But I vote for Louis in this stand off. We will be seeing a LOT more of him in the  future. He may be a gay icon, but mainly he is his own metrosexual man.


 Tony Curtis was an  icon.

I can see him now, bold as brass in his stilettos and fur. I felt euphoric at the ending of Some Like It Hot, flushed with surprise when he got into that boat with Jack Lemmon and chugged off into the sunset. That’s what queer is isn’t it? Subverting our expectations. Don’t get me wrong. I love that guy. But he’s not mine.

Marilyn Monroe was an  icon.

I can’t quite cope with how beautiful she is, how fucking alive she looks, even though I know she died, centuries ago, in a shower of pills and drink, with rumours of suicide. It’s what queer is, isn’t it? The tragic loss of a beautiful soul. She takes my breath away. I want to drink her in and smell her scent. I want to look under her skirt, blowing, billowing. But she’s not mine.

 Marlene Dietrich was an  icon.

Oh God when I see her smoking I want to be that cigarette, pushed between her scarlet lips I want her to suck me dry to blow me, and then stub me out, forgotten, used, before she stands up to sing. It’s what queer is isn’t it? Fetishising our desires. Marlene, Marlene objectifiying all our hearts. But she’s not mine.

Jodie Foster was my icon.

She beguiled and transfixed me with her boyish looks and girlish charm. The way she could turn on her sex appeal like a light switch, each time she did it shocked me to the core. She played a whore when she was only a kid, and a gangster’s moll, a wild child. I loved her like Travis Bickle loved her, with awe and sadness. I didn’t know if I wanted to be her friend or her lover or her protector or her killer.  It’s what queer is, isn’t it? A scary, confusing masquerade.  Jodie taught me about performance, that you have to fake it if you want to survive. But fake it with all your heart, so you mean every word, every gesture, every look. She made it seem so Easy. Jodie helped me decide that the show was worth a shot.

Jodie is my icon. I never told anyone any of this before. It’s what queer is, isn’t it? A secret we don’t know how to tell or how to keep.

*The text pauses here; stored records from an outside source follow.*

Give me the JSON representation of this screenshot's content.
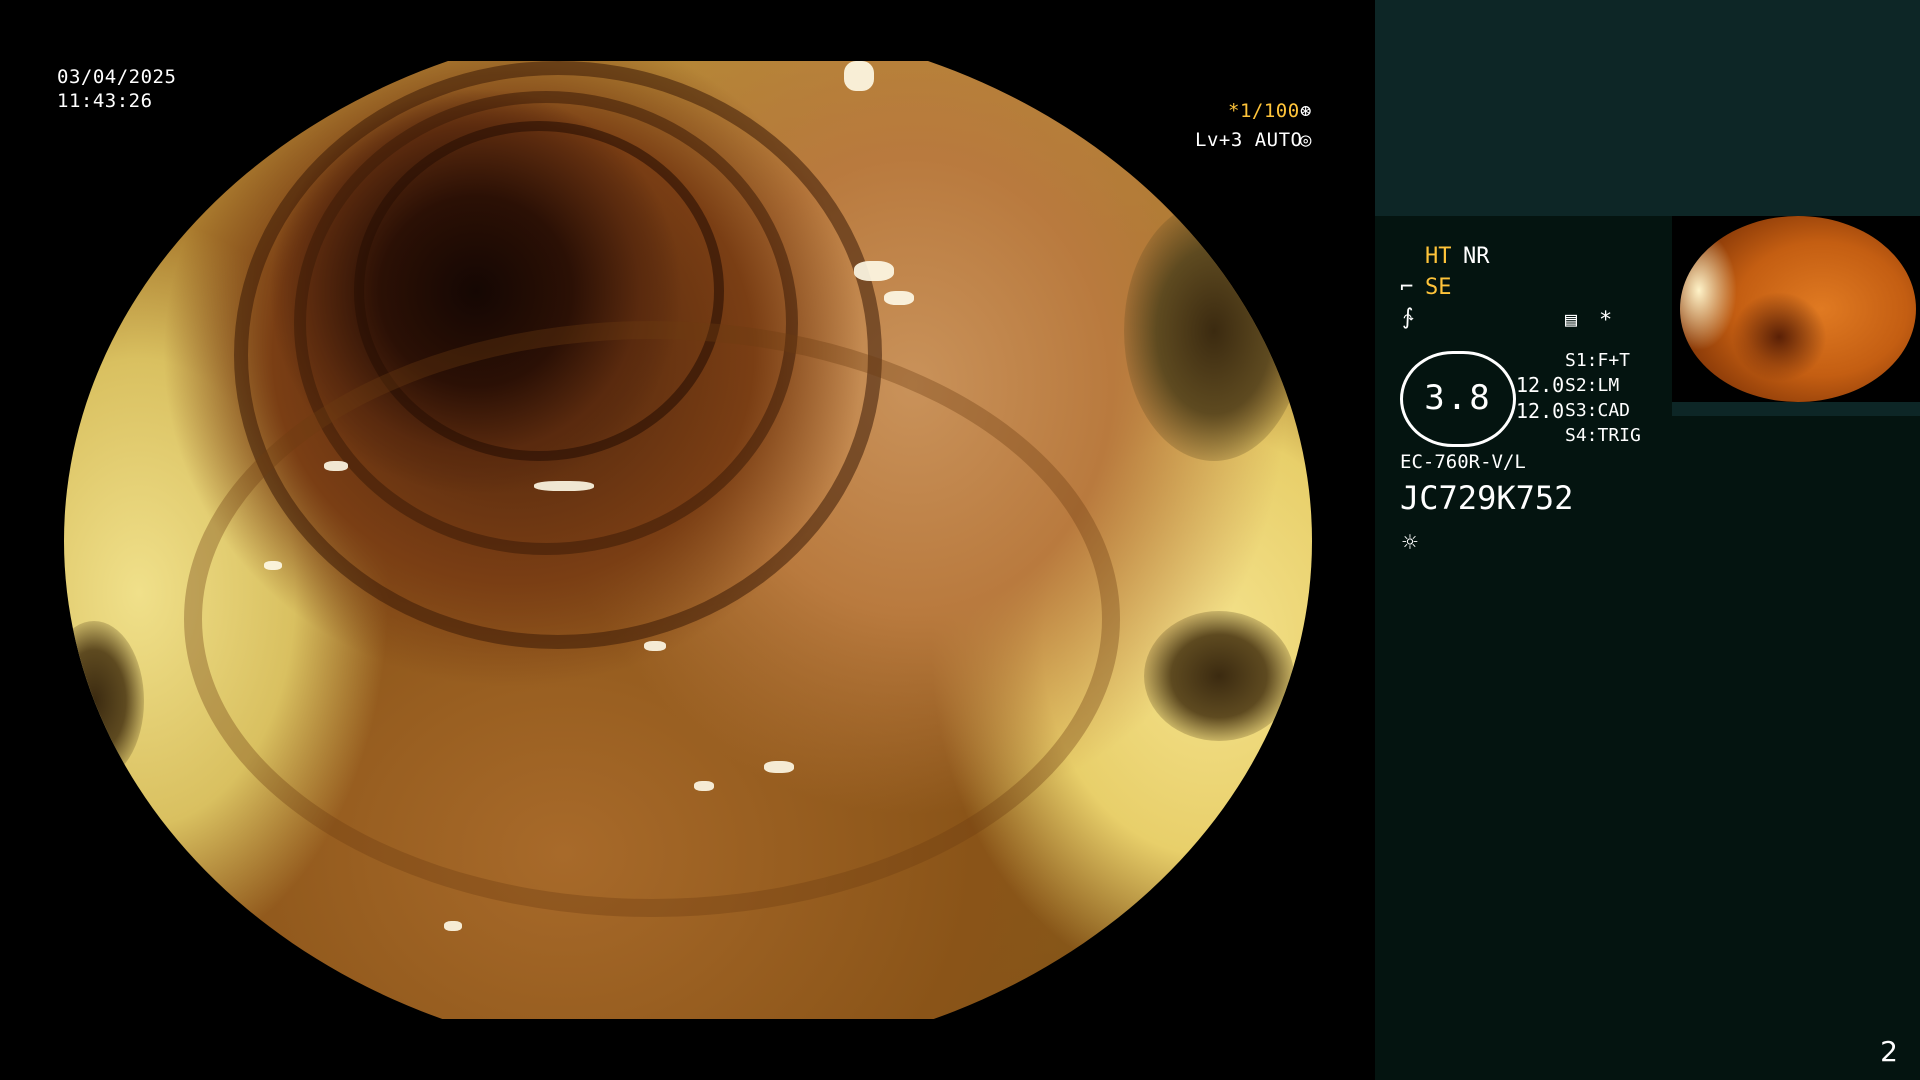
{
  "overlay": {
    "date": "03/04/2025",
    "time": "11:43:26",
    "shutter": "*1/100",
    "level": "Lv+3 AUTO"
  },
  "panel": {
    "ht": "HT",
    "nr": "NR",
    "se": "SE",
    "gauge_value": "3.8",
    "val1": "12.0",
    "val2": "12.0",
    "settings": [
      "S1:F+T",
      "S2:LM",
      "S3:CAD",
      "S4:TRIG"
    ],
    "scope_model": "EC-760R-V/L",
    "serial": "JC729K752",
    "asterisk": "*"
  },
  "page_number": "2",
  "colors": {
    "accent_yellow": "#ffc43a",
    "panel_bg": "#041410",
    "panel_top_bg": "#0d2626"
  },
  "icons": [
    "shutter-icon",
    "auto-icon",
    "mode-icon",
    "curve-icon",
    "record-icon",
    "light-icon"
  ]
}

It’s there hidden in the backs of our minds, written plainly on our faces. An invisible mark that everyone can see. We have to be lost to find ourselves. We can’t be real, unless we pretend.

Jodie. Annabel. Tallulah. Iris. Me.